EXERCISE REQUIREMENTS: Copy out every line from the records that includes "data".

MATERIAL SUPPLIED:
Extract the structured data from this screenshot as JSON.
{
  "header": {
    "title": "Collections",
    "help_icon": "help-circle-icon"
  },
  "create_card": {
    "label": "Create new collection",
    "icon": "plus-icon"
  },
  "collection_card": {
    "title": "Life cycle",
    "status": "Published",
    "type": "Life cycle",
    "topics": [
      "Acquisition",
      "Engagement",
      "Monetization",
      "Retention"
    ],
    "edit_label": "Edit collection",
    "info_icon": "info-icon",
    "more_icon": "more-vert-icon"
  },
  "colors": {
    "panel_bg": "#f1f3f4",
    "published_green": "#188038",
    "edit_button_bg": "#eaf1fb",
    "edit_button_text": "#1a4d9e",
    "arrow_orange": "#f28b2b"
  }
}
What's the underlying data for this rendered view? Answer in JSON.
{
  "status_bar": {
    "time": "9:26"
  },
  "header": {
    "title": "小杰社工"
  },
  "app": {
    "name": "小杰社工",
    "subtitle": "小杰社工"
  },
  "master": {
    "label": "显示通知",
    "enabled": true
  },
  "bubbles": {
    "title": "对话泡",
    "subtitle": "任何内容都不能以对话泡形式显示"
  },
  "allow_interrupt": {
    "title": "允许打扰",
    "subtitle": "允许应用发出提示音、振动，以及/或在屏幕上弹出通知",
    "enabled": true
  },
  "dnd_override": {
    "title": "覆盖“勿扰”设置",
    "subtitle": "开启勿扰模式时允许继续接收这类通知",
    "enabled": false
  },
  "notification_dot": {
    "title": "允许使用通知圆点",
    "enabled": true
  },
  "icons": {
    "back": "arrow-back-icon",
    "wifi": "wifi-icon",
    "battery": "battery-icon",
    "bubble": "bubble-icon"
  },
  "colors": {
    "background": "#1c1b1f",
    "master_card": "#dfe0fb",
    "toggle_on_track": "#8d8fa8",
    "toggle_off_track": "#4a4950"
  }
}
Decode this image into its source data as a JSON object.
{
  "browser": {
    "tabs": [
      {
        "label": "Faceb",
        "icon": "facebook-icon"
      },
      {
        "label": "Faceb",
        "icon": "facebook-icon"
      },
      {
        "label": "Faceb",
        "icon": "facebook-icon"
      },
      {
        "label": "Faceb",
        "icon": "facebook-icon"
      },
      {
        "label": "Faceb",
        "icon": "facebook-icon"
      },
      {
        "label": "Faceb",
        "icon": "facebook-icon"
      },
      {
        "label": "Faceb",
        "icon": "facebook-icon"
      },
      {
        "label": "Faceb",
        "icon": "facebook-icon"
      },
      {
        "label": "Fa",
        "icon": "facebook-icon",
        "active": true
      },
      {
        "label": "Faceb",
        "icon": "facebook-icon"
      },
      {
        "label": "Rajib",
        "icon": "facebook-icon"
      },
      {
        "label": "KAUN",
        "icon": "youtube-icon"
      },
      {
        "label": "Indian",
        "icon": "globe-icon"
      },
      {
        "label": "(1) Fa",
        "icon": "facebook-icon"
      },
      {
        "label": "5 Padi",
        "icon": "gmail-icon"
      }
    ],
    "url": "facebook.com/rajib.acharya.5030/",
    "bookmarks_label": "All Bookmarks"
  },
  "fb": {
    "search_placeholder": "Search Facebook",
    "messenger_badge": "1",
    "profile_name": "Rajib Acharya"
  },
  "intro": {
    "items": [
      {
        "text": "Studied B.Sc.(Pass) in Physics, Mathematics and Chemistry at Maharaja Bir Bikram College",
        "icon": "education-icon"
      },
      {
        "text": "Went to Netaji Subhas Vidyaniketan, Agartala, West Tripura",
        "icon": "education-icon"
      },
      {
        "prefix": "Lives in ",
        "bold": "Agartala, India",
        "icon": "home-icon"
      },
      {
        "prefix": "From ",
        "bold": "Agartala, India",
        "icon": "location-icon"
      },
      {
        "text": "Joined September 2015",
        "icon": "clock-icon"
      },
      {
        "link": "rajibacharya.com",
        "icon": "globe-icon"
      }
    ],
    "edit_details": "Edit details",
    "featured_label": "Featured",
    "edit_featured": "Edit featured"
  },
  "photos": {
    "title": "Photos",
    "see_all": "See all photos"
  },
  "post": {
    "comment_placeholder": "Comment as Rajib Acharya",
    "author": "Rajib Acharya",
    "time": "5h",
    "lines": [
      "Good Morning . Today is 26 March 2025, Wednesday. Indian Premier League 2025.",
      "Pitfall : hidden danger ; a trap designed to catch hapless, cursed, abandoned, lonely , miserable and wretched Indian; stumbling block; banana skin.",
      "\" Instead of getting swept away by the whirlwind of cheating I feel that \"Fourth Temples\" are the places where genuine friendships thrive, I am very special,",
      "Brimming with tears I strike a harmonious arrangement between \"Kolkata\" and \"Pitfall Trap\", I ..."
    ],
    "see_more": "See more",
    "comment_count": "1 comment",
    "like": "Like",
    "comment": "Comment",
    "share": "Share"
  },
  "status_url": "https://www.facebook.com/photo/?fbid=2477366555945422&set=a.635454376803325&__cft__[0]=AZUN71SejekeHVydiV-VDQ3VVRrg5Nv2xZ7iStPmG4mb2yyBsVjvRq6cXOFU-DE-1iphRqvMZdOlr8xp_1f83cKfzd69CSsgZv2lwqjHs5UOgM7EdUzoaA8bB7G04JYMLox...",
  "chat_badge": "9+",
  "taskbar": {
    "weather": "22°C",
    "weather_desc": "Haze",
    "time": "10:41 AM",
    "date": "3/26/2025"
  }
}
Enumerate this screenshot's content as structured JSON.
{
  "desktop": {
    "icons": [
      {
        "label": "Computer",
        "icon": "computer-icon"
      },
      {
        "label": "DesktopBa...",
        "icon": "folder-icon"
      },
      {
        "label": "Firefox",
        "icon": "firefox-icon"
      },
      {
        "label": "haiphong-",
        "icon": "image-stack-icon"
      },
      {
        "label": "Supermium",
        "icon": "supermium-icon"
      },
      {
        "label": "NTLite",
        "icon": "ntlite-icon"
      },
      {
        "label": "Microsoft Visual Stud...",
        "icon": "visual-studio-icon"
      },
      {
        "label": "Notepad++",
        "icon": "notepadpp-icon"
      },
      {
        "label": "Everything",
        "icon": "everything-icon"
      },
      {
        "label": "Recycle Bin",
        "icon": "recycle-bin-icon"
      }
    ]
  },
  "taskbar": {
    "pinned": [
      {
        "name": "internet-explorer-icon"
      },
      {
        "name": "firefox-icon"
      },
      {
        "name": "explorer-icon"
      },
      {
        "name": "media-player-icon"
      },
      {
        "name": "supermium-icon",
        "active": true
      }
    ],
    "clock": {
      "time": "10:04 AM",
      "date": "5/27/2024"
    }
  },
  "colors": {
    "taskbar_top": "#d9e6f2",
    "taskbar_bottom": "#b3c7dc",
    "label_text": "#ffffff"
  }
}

OUTPUT OF THE EXERCISE:
Extract the structured data from this screenshot as JSON.
What's the underlying data for this rendered view? Answer in JSON.
Decode this image into its source data as a JSON object.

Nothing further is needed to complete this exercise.